__To do__: Scan the records below and copy every line that contains the string "true".

__Data records for software interfaces__:
————————

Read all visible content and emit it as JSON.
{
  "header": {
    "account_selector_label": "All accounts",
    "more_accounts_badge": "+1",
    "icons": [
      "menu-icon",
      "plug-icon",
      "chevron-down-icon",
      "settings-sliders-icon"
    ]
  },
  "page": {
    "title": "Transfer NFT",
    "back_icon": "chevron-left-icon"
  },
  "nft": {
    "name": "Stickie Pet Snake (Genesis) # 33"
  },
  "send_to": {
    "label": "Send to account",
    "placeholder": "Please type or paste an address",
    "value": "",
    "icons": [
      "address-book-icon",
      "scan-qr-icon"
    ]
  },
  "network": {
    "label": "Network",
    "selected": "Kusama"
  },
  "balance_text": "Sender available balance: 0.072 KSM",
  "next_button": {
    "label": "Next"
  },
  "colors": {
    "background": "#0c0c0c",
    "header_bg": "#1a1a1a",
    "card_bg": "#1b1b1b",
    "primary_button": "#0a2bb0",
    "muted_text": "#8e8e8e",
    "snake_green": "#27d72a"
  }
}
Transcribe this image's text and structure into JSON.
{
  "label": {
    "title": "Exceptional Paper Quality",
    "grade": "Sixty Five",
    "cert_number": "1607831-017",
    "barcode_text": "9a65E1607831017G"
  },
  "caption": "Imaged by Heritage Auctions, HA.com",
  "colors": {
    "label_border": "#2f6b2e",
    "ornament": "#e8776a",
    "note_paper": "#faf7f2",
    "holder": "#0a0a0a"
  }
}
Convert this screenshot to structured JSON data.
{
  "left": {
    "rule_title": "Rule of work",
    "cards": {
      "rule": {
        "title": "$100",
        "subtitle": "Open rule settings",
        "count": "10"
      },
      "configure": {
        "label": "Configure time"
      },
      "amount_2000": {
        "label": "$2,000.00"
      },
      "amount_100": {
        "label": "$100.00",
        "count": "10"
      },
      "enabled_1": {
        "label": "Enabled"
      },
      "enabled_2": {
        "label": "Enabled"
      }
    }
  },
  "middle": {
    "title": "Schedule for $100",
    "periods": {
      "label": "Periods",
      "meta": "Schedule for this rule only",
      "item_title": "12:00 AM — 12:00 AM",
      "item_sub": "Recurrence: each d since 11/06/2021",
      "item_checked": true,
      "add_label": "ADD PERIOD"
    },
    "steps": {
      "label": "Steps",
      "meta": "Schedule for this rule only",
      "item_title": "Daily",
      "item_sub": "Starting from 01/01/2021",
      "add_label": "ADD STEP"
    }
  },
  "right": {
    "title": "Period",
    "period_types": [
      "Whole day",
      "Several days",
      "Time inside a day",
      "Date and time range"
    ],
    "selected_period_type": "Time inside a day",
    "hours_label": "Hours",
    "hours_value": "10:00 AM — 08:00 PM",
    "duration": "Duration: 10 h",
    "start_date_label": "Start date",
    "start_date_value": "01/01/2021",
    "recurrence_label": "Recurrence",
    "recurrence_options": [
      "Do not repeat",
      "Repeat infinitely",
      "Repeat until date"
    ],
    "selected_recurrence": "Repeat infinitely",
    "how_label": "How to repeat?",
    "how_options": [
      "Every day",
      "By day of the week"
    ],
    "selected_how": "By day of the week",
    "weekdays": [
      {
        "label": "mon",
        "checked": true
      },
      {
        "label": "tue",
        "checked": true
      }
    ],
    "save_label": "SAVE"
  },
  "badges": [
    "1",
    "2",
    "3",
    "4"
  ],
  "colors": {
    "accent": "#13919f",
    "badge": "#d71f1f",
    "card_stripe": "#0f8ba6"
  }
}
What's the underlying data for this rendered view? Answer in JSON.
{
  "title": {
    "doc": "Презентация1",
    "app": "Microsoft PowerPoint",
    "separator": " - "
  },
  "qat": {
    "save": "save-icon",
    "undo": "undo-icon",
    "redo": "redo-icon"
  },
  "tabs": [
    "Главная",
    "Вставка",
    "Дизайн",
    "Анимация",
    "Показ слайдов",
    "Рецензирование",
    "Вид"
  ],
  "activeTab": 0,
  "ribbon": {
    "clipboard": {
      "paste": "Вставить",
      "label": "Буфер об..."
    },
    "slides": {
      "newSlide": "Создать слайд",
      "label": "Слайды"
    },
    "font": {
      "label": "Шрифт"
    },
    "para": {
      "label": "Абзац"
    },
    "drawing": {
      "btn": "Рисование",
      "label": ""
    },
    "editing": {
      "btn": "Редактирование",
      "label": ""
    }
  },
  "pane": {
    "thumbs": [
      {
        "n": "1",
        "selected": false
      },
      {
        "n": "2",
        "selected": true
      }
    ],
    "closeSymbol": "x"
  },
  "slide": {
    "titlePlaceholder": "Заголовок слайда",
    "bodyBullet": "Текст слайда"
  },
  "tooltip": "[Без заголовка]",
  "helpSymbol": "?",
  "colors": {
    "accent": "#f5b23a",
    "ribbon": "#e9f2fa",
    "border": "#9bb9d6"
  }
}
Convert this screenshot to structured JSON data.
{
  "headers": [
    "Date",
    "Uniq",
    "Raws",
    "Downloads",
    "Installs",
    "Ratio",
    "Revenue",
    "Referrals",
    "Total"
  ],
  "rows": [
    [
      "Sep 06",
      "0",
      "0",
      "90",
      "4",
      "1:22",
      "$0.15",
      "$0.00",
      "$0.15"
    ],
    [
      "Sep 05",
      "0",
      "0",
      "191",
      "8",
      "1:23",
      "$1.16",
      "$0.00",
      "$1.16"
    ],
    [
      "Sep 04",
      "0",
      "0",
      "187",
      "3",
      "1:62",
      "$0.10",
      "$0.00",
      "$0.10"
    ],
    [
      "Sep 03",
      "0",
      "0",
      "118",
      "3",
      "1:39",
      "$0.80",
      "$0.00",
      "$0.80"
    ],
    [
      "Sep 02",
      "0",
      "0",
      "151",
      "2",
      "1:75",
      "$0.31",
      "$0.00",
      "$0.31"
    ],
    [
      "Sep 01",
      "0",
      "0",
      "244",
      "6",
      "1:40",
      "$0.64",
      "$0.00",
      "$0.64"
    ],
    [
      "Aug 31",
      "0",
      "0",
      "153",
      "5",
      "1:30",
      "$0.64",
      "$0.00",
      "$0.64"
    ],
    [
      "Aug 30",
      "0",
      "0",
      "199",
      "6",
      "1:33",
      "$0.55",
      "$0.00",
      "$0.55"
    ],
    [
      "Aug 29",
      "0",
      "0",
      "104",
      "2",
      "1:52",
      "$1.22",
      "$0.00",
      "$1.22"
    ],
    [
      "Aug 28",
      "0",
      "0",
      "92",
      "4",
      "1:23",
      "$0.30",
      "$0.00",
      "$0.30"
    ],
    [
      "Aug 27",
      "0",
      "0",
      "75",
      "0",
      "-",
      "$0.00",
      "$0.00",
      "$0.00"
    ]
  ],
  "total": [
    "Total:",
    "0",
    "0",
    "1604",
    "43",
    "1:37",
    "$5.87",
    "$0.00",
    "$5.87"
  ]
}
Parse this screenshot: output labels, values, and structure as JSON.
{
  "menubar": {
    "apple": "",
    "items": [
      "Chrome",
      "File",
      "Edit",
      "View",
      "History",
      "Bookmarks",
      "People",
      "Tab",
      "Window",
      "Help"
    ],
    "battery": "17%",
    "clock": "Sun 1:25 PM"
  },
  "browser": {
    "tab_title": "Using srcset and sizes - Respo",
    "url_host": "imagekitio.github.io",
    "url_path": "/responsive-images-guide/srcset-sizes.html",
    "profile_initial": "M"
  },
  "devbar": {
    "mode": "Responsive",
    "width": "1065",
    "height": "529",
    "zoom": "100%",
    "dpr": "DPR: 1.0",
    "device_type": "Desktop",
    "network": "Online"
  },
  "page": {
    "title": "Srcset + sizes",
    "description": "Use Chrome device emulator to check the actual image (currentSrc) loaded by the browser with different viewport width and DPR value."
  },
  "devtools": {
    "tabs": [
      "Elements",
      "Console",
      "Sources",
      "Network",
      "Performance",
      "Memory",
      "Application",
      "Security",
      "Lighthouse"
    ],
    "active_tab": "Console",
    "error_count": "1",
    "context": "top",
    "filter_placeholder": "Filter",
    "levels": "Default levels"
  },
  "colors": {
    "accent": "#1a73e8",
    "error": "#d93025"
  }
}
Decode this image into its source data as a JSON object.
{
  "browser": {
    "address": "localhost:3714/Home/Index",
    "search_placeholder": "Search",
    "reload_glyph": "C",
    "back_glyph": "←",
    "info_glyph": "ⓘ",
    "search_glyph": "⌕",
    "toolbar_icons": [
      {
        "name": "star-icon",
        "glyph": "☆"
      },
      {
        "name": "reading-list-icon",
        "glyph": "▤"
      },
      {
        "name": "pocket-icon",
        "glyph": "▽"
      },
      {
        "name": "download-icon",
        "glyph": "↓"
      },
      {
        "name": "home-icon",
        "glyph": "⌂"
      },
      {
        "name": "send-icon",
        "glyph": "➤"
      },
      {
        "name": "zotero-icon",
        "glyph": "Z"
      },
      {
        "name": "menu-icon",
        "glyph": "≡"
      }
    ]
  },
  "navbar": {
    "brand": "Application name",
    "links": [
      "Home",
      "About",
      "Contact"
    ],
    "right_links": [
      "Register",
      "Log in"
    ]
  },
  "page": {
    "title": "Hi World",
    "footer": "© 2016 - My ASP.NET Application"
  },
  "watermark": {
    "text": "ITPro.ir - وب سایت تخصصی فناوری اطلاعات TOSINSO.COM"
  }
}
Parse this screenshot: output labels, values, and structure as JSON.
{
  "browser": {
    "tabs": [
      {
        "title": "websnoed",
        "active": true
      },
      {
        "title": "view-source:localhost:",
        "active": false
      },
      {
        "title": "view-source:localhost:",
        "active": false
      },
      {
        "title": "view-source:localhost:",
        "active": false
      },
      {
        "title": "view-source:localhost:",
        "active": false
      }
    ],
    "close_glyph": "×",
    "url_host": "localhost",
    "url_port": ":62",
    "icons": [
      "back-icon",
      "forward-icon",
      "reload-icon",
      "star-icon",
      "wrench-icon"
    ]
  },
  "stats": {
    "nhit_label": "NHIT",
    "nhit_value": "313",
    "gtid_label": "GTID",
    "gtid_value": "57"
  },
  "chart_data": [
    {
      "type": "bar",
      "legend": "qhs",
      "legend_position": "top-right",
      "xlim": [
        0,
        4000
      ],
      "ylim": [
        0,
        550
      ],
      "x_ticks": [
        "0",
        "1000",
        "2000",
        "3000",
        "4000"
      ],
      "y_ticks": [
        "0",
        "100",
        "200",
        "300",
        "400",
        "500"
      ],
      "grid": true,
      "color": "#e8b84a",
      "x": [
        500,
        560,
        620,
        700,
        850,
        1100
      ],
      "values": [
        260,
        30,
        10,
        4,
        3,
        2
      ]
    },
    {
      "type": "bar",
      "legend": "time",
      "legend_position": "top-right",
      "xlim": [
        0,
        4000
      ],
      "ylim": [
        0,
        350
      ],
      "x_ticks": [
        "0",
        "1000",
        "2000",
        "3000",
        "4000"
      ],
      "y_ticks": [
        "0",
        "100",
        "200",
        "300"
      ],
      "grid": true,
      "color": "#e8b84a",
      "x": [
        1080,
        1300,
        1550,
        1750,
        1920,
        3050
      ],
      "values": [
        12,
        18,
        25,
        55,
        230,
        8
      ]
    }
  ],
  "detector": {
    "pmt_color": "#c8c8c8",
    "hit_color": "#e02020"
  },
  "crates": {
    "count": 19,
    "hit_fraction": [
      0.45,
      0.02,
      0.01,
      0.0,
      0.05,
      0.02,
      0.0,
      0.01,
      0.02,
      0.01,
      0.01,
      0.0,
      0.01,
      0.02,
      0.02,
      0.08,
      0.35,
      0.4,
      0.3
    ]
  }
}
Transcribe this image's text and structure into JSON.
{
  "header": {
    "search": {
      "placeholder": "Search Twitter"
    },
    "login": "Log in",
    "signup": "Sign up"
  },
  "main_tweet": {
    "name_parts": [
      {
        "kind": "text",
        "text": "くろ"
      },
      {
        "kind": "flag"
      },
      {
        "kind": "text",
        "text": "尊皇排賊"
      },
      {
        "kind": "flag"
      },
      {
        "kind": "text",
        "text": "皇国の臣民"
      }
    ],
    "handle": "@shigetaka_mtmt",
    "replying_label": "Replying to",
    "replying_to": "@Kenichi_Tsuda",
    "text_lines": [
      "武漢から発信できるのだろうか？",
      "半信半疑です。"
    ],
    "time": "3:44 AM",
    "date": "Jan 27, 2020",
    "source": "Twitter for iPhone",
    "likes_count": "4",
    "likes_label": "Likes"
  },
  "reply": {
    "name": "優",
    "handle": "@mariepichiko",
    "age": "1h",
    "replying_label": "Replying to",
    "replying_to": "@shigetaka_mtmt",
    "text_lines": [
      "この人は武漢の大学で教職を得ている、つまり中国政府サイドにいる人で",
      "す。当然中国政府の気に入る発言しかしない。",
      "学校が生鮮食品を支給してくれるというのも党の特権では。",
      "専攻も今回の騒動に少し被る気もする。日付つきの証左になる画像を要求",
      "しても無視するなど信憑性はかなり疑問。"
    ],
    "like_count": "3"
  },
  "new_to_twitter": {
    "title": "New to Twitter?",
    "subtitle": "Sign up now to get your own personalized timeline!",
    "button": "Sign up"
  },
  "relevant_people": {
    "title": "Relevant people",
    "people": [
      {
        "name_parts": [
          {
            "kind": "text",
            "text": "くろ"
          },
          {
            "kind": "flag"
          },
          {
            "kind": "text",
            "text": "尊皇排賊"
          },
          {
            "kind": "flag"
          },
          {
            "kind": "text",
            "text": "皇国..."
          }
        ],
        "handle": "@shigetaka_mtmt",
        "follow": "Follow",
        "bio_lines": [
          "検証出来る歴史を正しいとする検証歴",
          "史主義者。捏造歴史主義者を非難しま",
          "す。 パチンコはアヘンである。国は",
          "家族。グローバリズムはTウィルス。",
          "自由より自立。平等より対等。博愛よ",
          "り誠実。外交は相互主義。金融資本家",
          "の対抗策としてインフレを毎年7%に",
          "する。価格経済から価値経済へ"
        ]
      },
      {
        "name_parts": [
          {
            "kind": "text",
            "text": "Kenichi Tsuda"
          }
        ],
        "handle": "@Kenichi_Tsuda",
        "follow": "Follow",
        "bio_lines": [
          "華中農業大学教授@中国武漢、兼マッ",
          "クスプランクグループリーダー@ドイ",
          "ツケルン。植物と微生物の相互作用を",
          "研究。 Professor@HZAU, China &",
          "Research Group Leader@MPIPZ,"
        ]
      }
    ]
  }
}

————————

__Your response__:
      "item_checked": true,
        "checked": true
        "checked": true
        "selected": true
        "active": true
      "grid": true,
      "grid": true,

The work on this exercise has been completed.